Second -- "People are actually allowed to travel there and stuff normally."

The Hell?

You do understand that Snowden is *not* a tourist, don't you? We're talking about a person traveling there with a pile of sensitive information and becoming dependent on the leaders of those countries for his own safety, not sightseeing.

A few things that are not under dispute:
1) Greenwald has asserted several times that Snowden (and he) are in possession of *very damaging* sensitive information, such as the names of informants, etc.
2) By Greenwald's admission Snowden planned his disclosure and flight from the US months in advance.
3) Two of Snowden's first stops in his world tour were a Chinese territory and Russia. You and others here have already tacitly admitted that this was to secure the best defense against extradition.

Yes, you've covered Snowden's reluctant asylum in Moscow ad nauseum. His feelings are *not* relevant; his actions are. He chose to be in those countries with the information in his possession. The risk of becoming stranded there was foreseeable. It is a more than reasonable fear that sharing the information in his possession will become a condition of his asylum, if it has not already.

I see that you would much rather argue about the validity of Snowden's initial disclosures; Quelle surprise. Snowden's initial leaks were legitimate whistleblowing, but that is not what DG is challenging here. He is commenting on the reckless, unnecessary risks that Snowden has taken with US state secrets since his first disclosure. He is harping on the awfulness of the Russian government in order to illustrate how ignorance is no defense.
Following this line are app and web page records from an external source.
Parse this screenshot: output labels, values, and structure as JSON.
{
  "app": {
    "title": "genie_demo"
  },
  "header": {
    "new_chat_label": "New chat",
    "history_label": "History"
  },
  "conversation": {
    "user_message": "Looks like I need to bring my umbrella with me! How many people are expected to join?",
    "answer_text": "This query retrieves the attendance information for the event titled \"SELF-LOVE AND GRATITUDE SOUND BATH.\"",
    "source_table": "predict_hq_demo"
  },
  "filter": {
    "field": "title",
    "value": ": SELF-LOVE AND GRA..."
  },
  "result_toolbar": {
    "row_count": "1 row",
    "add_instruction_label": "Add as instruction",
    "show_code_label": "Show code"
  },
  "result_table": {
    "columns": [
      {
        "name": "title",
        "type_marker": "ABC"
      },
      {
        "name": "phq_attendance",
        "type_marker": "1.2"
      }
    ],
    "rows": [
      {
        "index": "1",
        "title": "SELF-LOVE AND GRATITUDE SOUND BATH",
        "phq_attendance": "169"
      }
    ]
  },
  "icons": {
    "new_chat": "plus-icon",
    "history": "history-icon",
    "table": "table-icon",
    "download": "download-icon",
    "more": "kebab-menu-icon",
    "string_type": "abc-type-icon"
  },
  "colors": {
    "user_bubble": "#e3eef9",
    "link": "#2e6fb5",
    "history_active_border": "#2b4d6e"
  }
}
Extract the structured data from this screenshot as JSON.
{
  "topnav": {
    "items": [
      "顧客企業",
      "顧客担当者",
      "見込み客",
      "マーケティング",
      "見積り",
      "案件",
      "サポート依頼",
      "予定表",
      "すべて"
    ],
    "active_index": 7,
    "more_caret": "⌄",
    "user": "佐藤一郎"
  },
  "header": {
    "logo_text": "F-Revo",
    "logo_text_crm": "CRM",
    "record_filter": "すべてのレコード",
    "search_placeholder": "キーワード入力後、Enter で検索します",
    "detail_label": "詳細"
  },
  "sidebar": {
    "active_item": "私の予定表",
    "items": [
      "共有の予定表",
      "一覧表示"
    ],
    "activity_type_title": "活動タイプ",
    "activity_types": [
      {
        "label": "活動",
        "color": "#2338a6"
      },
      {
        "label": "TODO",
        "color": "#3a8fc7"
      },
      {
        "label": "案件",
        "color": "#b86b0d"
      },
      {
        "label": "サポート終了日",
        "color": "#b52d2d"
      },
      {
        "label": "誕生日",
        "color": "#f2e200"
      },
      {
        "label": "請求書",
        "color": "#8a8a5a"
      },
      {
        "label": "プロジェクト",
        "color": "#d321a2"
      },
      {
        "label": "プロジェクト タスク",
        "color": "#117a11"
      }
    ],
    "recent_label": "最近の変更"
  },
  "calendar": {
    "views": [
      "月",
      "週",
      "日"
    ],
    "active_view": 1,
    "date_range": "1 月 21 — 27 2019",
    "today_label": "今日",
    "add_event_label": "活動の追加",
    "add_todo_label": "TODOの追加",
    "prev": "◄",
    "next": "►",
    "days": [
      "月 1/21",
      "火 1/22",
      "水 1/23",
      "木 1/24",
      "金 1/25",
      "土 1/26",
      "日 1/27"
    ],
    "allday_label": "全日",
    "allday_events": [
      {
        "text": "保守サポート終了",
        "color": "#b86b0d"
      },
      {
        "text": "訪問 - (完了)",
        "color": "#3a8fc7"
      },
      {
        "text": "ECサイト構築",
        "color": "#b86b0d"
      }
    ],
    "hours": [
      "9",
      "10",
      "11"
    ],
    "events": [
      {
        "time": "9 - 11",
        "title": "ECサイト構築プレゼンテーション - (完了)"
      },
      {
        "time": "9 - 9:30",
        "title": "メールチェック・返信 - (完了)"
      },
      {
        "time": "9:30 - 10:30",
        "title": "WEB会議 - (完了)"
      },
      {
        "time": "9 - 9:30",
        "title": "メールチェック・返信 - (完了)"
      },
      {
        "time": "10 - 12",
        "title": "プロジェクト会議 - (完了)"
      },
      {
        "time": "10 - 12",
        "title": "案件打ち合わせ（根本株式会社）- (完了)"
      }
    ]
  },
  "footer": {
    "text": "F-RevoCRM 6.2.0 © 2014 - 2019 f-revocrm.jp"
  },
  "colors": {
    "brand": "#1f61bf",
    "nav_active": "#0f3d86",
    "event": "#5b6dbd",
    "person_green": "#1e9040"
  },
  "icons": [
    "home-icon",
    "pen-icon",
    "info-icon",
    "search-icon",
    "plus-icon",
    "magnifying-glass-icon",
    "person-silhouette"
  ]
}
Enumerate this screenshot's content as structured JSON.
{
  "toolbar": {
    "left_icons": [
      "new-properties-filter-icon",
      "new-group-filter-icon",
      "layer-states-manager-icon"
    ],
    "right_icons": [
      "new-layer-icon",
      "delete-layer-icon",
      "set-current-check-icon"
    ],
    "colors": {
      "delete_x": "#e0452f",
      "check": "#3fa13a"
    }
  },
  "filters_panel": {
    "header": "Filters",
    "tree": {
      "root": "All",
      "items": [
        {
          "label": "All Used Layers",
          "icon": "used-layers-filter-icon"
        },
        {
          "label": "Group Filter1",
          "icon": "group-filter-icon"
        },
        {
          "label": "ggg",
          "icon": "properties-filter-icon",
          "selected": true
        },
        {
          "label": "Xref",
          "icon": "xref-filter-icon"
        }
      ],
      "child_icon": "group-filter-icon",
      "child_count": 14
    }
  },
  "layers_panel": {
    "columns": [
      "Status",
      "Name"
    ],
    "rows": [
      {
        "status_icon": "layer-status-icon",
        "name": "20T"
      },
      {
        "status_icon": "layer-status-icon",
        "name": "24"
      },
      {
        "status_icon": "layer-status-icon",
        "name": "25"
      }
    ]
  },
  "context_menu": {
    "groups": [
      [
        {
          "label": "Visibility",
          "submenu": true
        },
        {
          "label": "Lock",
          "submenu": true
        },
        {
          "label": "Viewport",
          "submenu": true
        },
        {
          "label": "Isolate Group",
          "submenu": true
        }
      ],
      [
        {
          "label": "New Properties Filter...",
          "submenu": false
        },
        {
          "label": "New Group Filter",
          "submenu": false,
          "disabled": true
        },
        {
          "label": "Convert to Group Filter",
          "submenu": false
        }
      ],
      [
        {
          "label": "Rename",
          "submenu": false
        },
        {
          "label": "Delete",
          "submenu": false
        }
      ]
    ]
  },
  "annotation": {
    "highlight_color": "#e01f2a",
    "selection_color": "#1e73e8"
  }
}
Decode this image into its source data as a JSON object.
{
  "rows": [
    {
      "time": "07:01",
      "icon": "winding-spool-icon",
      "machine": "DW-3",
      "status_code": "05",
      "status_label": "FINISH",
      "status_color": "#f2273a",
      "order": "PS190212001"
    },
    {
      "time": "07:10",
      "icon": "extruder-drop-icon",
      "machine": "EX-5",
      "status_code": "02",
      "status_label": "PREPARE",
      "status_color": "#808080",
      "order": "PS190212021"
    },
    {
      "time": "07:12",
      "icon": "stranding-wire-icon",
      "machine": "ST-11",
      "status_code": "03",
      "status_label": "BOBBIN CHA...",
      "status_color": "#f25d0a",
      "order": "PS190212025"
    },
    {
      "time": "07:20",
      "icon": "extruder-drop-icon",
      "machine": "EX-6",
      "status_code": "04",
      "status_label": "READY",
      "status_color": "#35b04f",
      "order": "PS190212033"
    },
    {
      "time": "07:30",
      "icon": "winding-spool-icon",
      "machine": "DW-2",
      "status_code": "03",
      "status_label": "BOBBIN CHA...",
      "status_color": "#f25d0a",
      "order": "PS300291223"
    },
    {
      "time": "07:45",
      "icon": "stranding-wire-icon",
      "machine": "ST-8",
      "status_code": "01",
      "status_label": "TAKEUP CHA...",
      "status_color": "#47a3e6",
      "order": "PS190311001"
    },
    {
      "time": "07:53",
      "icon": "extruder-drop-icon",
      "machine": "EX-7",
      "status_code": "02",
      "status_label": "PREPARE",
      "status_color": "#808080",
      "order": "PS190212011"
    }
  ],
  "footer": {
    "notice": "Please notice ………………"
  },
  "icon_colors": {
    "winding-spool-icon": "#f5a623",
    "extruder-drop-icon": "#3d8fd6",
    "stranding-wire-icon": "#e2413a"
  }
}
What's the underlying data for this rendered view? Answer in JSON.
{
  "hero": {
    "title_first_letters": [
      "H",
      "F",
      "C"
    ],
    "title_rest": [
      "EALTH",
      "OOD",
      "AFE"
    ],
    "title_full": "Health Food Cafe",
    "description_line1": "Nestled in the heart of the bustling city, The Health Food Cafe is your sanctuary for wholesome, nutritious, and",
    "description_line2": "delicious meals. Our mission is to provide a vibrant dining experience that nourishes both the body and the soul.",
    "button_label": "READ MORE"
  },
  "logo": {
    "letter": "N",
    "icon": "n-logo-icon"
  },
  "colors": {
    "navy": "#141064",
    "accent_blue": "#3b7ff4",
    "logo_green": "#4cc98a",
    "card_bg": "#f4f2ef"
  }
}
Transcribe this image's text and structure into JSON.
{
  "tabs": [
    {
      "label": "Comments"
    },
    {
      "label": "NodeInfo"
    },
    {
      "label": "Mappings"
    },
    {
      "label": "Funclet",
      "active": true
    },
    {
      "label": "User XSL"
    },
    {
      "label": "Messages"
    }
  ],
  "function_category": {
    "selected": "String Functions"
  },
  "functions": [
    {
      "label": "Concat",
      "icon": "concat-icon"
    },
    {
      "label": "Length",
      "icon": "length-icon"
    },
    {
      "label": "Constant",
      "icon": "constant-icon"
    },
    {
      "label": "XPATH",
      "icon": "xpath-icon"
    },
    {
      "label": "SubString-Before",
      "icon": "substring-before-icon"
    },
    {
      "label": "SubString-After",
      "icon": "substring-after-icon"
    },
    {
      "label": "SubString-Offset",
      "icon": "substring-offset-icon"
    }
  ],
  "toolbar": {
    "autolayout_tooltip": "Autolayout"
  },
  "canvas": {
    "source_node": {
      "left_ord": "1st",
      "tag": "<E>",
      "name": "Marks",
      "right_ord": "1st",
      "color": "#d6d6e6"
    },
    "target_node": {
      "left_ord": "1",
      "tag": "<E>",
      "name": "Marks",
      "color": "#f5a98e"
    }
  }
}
I would add that neither is carelessness.

The "rabbit hole" DG is talking about is the apologia you're engaged in.

-- Nonny Mouse

mahakal said...

Whatever secrets Snowden has are encrypted and not being dropped willy nilly on the ground, and the assumption that he is somehow doing so is absurd.

mahakal said...

By the way, I would point out that Driftglass is more than capable of expressing his own views of any matter he so chooses without needing Nonny Mice who wish to express their own views to represent themselves as though speaking for him.

It is enough that Driftglass and I may or may not agree on a matter without having to argue with the misrepresentations of our actual views.

Anonymous said...

In answer, I would point out that Driftglass is more than capable of correcting me if I misrepresent his views.

My representation of *your* views is based on plain observation of your behavior in this thread.

Are you done appealing to the referee now?

As for Snowden's information being encrypted, the man in command of that data is in a position to be subjected to pressure and/or persuasion to give it up. Given that I regard hypocrisy, cruelty, and amorality as constant traits of *every* government (to varying degrees), it is categorically *not* an absurd assumption that Snowden is taking risks that were foreseeable.

I re-iterate for the third time, you are being intentionally obtuse.

-- Nonny Mouse

Anonymous said...

This thread is full of your efforts to deflect and redefine the argument to your liking, Mahakal. You trying to call me out for re-interpenetrating the original post is nothing short of hysterical.

Please blow some more smoke while you're at it.

-- Nonny Mouse

mahakal said...

That isn't even an argument.

Anonymous said...

You refuse to address actual arguments, Mahakal. You either try to change the subject or hand-wave away uncomfortable facts.

If you think I'm being unfair in my observations, you should stop being dishonest in the first place.

-- Nonny Mouse